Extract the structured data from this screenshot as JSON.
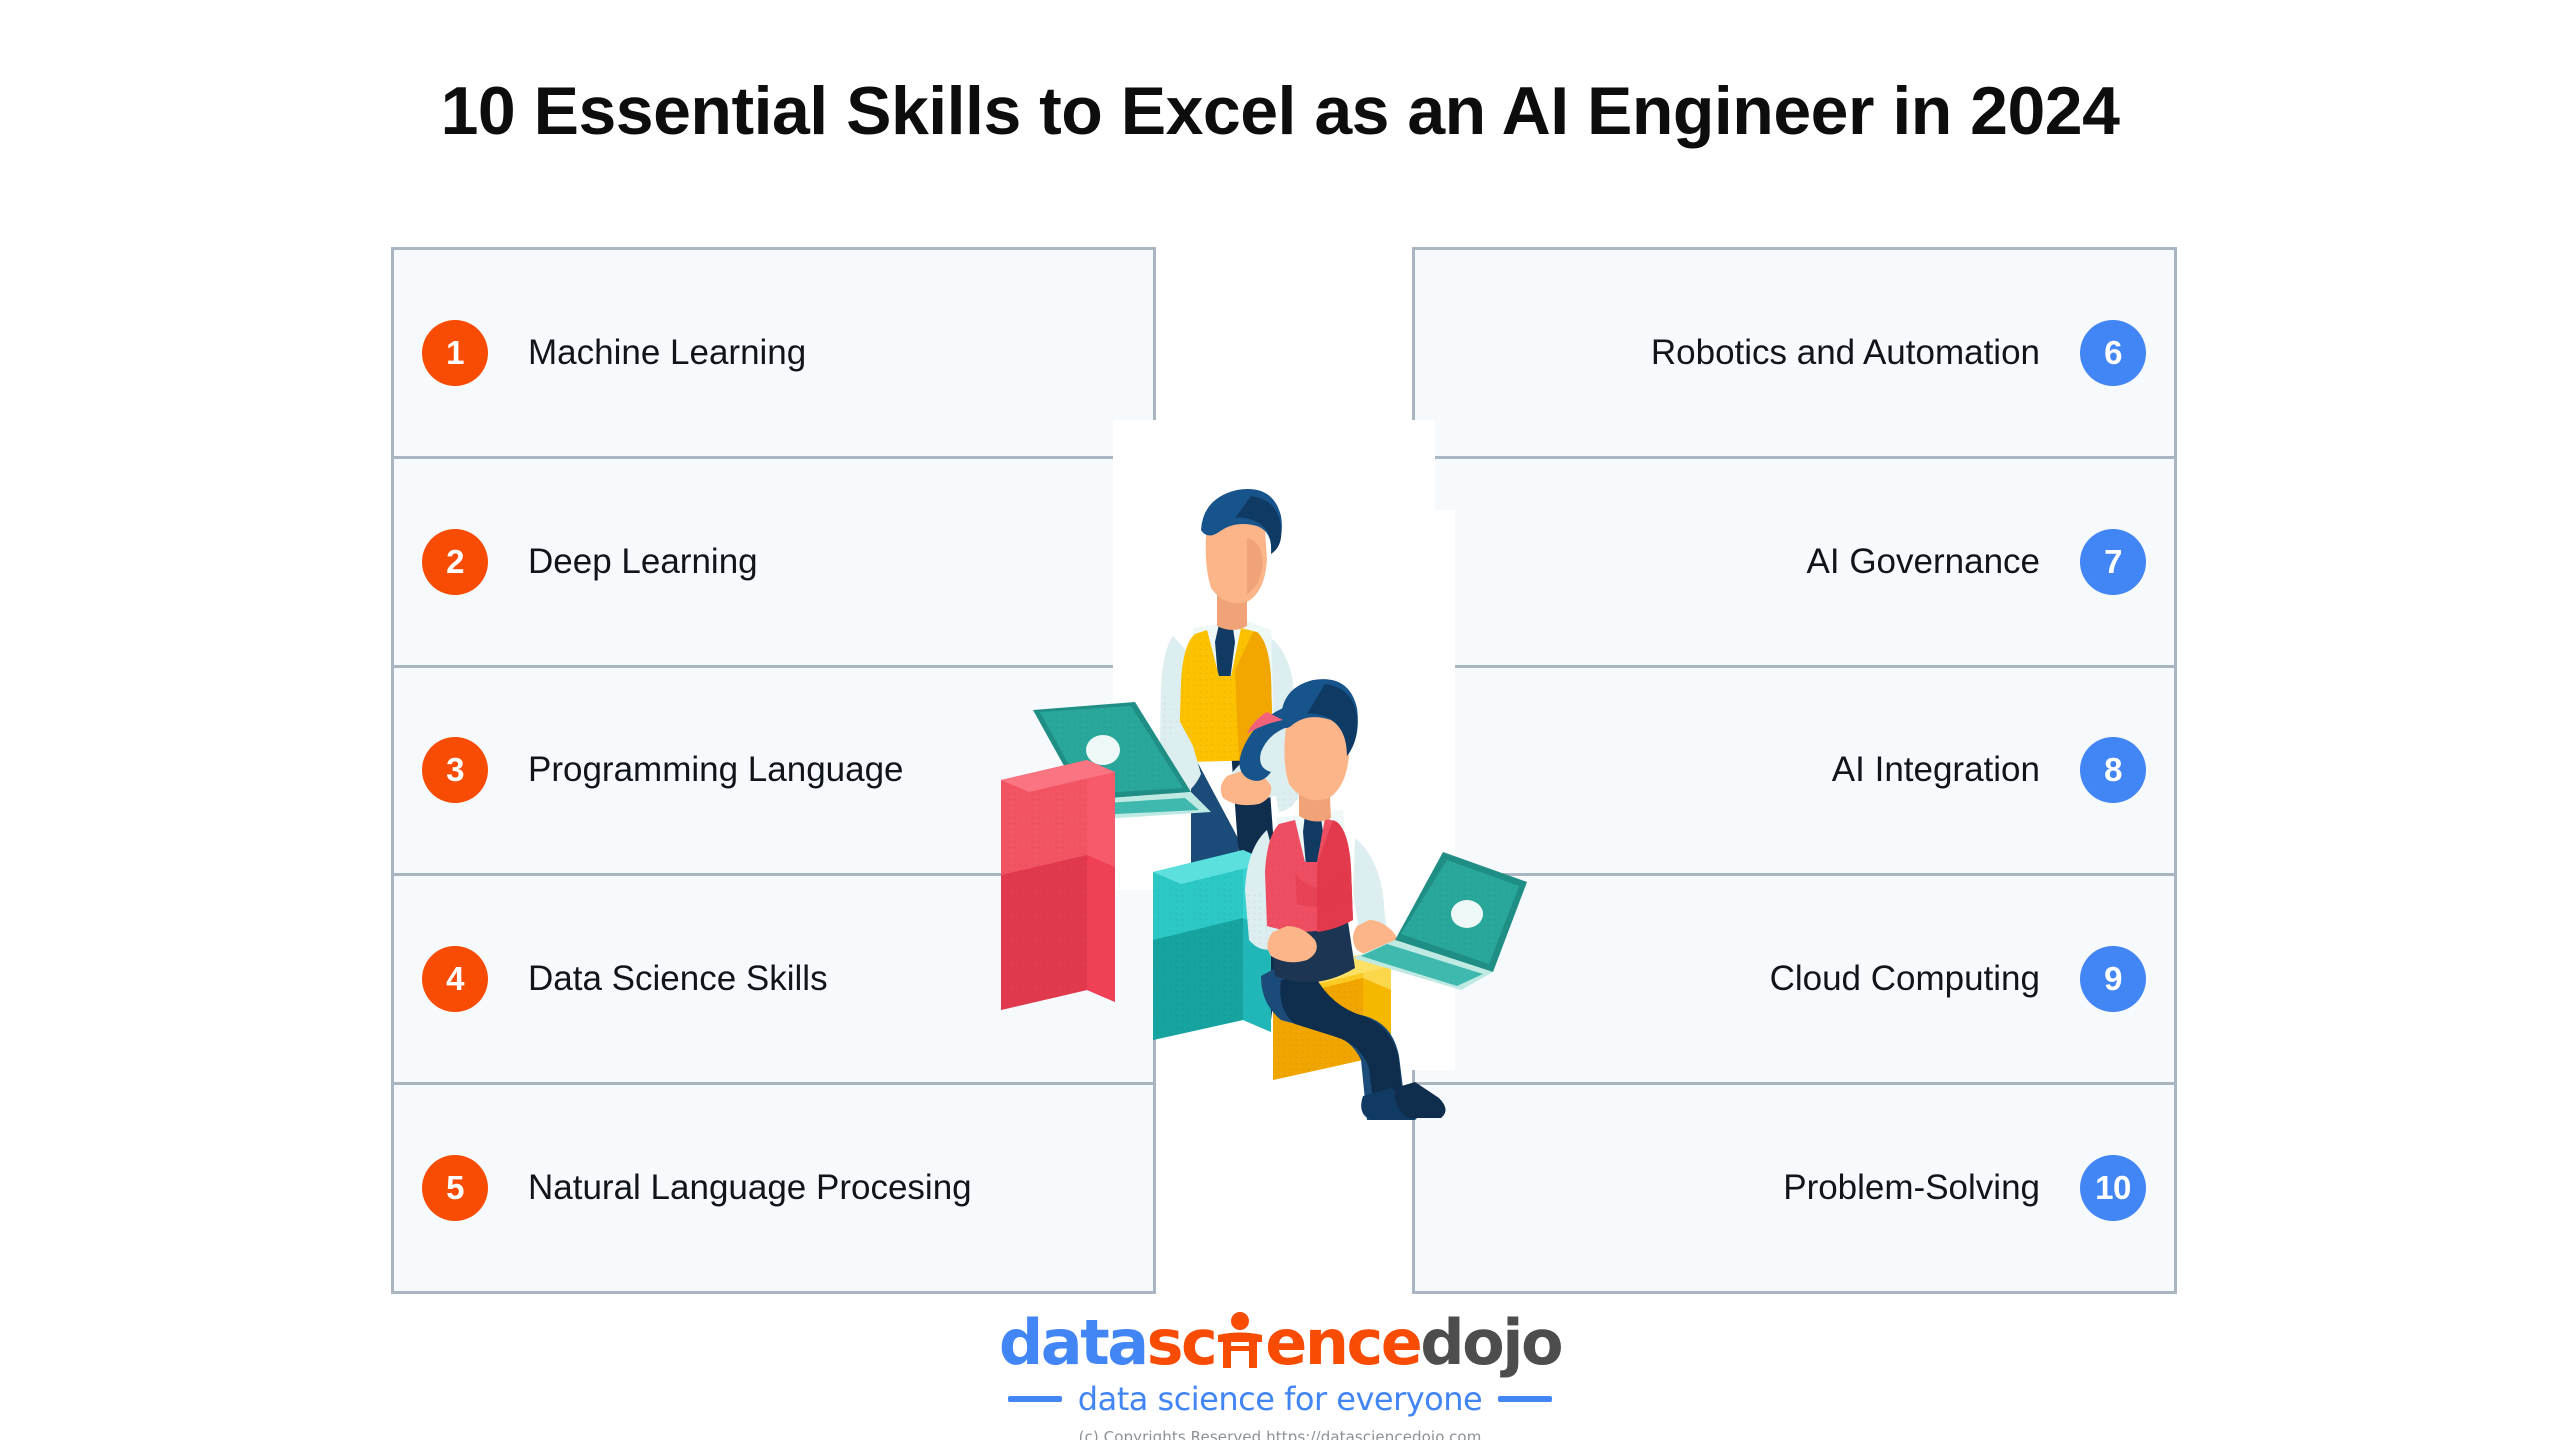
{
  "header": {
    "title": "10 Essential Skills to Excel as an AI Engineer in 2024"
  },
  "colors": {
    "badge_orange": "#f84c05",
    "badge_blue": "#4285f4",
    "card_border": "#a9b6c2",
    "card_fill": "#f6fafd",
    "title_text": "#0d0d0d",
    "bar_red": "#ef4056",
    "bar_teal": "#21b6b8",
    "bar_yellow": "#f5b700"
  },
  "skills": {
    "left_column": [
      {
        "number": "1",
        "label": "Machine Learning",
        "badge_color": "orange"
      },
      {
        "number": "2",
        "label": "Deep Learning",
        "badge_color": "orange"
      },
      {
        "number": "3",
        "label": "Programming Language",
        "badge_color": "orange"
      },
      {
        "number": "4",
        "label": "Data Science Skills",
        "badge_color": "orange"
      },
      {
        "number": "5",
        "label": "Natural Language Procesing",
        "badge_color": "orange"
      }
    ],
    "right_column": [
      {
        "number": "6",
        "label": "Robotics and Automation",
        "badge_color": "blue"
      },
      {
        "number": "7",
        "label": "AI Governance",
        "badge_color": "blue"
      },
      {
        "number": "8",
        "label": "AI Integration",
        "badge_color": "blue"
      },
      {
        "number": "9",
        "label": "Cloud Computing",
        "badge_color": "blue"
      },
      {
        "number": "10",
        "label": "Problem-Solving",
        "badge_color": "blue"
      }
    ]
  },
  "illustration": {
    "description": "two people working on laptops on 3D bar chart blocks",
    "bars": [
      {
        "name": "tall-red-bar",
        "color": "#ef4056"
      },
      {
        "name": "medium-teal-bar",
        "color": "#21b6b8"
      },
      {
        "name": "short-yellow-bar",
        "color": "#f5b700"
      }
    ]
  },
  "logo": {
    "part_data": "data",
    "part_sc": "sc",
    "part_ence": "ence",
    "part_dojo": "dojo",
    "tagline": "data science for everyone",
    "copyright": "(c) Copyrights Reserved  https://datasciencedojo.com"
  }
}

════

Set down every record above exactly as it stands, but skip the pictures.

Extract the structured data from this screenshot as JSON.
{
  "header": {
    "title": "10 Essential Skills to Excel as an AI Engineer in 2024"
  },
  "colors": {
    "badge_orange": "#f84c05",
    "badge_blue": "#4285f4",
    "card_border": "#a9b6c2",
    "card_fill": "#f6fafd",
    "title_text": "#0d0d0d",
    "bar_red": "#ef4056",
    "bar_teal": "#21b6b8",
    "bar_yellow": "#f5b700"
  },
  "skills": {
    "left_column": [
      {
        "number": "1",
        "label": "Machine Learning",
        "badge_color": "orange"
      },
      {
        "number": "2",
        "label": "Deep Learning",
        "badge_color": "orange"
      },
      {
        "number": "3",
        "label": "Programming Language",
        "badge_color": "orange"
      },
      {
        "number": "4",
        "label": "Data Science Skills",
        "badge_color": "orange"
      },
      {
        "number": "5",
        "label": "Natural Language Procesing",
        "badge_color": "orange"
      }
    ],
    "right_column": [
      {
        "number": "6",
        "label": "Robotics and Automation",
        "badge_color": "blue"
      },
      {
        "number": "7",
        "label": "AI Governance",
        "badge_color": "blue"
      },
      {
        "number": "8",
        "label": "AI Integration",
        "badge_color": "blue"
      },
      {
        "number": "9",
        "label": "Cloud Computing",
        "badge_color": "blue"
      },
      {
        "number": "10",
        "label": "Problem-Solving",
        "badge_color": "blue"
      }
    ]
  },
  "illustration": {
    "description": "two people working on laptops on 3D bar chart blocks",
    "bars": [
      {
        "name": "tall-red-bar",
        "color": "#ef4056"
      },
      {
        "name": "medium-teal-bar",
        "color": "#21b6b8"
      },
      {
        "name": "short-yellow-bar",
        "color": "#f5b700"
      }
    ]
  },
  "logo": {
    "part_data": "data",
    "part_sc": "sc",
    "part_ence": "ence",
    "part_dojo": "dojo",
    "tagline": "data science for everyone",
    "copyright": "(c) Copyrights Reserved  https://datasciencedojo.com"
  }
}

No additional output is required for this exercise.